But civilizationally we’ve reached a point where everyone has to light their hair own damn on fire over everything, for fear of committing the cardinal sin of not caring enough. Of not appearing to care enough.
The citizens of the west have been invited to arm themselves and join the struggle in Ukraine. Anyone can do it. I could, you could. The Danish government actually went ahead in the early days of this thing and publicly announced that Danes would be allowed to do so. I could pack my guns and ammo into my car and be in Lviv tomorrow afternoon—at the invitation of the president of Ukraine and with the blessings of my own Danish government.
Not gonna do it.
Are all these people applauding the corporate warfare being waged against the Russian people going to?
Or are they just going to cheer from the bleachers while the corporations do their dirty work?
And what are the implications for all of us going forward?
I like my brand name products and services the way I like my coffee: impersonal and disinterested but there when I want them. What message is our mindless support for all this economic warfare on a civilian population putting into the dainty little heads of our corporate titans? Activist corporations are bad enough: do we really want activist and militant corporations? Are you ready for terms of service with moral and political requirements?
We also need to remember the Boomerang Principle. In deploying this weapon against Russians, we’re legitimizing its use. We had therefore best be prepared to have it used against us. About a third of all medicine is manufactured in China today: give a moment’s thought to what it would mean if they threatened to cut off our supply—as they almost certainly would threaten to do if we interfered with their takeover of Taiwan.
(Taiwan, by the way, is responsible for more than 90% of the world’s computer chip supply.)
War is being waged. Our experiment in fighting a war without actually engaging in it is a novel approach, and one that I sincerely hope—and just as sincerely doubt—will succeed.

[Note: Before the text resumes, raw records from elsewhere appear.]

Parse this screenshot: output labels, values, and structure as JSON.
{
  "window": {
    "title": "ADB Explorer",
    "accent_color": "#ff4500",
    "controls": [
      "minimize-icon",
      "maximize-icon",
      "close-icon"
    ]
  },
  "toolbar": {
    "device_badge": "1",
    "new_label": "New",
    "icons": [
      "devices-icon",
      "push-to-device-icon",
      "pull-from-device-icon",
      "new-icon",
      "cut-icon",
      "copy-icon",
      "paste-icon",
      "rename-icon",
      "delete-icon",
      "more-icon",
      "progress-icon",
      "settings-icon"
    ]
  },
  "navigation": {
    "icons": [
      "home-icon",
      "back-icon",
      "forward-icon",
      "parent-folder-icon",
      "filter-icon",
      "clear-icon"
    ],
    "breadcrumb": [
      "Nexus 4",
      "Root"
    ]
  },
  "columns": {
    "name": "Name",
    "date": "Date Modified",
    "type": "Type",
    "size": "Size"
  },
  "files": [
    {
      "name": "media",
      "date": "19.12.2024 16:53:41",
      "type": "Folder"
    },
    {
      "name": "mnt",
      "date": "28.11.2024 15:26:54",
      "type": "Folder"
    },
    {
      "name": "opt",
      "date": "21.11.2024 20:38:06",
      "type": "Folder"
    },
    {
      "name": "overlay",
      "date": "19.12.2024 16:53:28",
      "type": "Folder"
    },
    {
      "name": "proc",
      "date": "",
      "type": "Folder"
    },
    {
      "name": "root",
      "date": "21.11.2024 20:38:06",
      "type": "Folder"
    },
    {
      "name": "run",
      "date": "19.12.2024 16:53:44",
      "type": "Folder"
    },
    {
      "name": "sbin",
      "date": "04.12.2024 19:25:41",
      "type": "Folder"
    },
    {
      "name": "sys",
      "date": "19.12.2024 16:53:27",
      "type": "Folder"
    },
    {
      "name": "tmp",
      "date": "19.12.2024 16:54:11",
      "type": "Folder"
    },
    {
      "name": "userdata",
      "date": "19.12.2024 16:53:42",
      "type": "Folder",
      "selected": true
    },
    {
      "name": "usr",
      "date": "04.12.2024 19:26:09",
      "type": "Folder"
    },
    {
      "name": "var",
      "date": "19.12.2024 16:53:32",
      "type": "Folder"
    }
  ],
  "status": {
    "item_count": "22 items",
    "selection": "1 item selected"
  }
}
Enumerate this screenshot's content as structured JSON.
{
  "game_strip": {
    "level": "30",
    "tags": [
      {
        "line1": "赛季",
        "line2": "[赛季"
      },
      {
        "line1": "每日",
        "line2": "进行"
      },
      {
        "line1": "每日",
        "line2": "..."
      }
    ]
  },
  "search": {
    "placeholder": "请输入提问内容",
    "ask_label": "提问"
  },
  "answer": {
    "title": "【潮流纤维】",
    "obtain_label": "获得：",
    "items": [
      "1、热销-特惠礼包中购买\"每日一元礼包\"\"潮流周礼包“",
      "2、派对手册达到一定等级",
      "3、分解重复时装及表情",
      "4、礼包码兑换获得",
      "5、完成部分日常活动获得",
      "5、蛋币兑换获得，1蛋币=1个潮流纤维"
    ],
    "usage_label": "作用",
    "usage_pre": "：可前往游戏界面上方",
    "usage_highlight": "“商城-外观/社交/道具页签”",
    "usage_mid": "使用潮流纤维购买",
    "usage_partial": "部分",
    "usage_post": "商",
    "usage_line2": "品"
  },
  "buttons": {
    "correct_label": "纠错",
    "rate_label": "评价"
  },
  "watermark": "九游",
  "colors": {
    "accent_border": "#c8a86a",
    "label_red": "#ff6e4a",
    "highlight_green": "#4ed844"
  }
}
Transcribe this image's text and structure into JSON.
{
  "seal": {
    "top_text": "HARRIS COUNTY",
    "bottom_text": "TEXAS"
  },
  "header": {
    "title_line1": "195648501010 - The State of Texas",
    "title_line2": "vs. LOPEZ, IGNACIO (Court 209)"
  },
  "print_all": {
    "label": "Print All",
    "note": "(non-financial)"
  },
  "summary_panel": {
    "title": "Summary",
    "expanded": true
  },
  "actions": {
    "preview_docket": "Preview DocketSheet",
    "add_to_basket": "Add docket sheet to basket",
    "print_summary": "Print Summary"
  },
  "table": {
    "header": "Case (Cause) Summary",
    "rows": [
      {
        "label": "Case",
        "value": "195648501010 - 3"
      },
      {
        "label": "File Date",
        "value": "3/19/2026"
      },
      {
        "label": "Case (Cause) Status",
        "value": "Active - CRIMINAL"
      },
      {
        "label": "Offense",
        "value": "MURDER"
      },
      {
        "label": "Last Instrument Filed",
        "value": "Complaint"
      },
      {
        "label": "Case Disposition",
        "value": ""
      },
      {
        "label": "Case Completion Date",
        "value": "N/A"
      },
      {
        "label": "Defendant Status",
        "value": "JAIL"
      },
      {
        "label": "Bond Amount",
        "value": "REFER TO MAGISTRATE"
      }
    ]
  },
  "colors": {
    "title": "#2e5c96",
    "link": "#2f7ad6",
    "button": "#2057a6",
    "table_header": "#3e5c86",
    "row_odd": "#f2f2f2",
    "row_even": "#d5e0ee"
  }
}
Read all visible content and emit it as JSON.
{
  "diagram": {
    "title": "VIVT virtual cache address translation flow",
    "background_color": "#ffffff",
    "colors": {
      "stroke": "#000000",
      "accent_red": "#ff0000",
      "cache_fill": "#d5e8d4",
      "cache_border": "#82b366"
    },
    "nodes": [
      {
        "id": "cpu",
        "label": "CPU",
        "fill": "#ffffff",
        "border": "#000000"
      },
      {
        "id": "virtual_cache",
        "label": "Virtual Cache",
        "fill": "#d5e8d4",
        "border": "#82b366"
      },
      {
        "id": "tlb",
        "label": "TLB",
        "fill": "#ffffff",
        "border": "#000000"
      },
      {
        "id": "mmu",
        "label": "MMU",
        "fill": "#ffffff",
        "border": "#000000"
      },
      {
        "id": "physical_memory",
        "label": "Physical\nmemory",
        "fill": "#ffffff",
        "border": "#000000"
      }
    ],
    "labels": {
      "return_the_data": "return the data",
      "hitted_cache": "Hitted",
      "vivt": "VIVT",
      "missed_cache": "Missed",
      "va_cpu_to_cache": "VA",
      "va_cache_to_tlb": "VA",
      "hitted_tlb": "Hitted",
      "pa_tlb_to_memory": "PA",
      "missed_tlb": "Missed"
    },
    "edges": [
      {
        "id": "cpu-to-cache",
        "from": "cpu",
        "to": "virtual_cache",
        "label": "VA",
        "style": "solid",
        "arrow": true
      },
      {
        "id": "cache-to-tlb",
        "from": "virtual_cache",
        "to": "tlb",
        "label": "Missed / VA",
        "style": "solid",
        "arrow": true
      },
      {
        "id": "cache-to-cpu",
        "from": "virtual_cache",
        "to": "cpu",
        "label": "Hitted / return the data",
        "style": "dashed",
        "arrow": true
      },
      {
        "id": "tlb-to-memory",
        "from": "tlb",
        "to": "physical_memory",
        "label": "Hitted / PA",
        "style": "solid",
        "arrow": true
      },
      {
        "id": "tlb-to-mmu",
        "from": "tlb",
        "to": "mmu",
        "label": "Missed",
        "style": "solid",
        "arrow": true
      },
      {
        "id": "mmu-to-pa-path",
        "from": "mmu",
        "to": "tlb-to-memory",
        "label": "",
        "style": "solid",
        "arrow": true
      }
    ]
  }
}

We’re in the middle of a Kobayashi Maru scenario: heads we lose, tails we lose, and there’s no way to reprogram the simulation.
That’s where I believe all this is hysteria is coming from—sheer helplessness. And we feel it acutely because we just went through two years of helplessness and hysteria thanks to a virus from China, and our friends on the left spent the three or four years before that in raging hysteria over the Dread Tyrant Trump. Nerves are frayed. Patience is gone. People are tired of sitting idly by while shit happens. They want to do something—or at least they want something done.
Not something violent! Not something that might expose us to violence, anyway. But something. Something that lets them go to bed at night thinking justice is somehow being served. Something that allows us to believe we’re helping our Ukrainian Hobbits defeat the forces of Mordor and bring peace to the Shire without getting our hands dirty—or bloody.
But justice isn’t being served.
We lost this thing the minute we let it be known—the minute we announced—that the US and NATO weren’t going to involve themselves militarily under any circumstances. All we’re doing now is trying to make the best of the horrible situation we put ourselves—but mostly Ukraine—into.
I don’t have a solution. No one does. It’s insoluble. And that’s wretched.
But at the very least we ought to be trying to do the least possible damage.
“First, do no harm,” as the Hippocratic Oath has it.
It’s hard to see how waging economic warfare against a civilian population fits into that.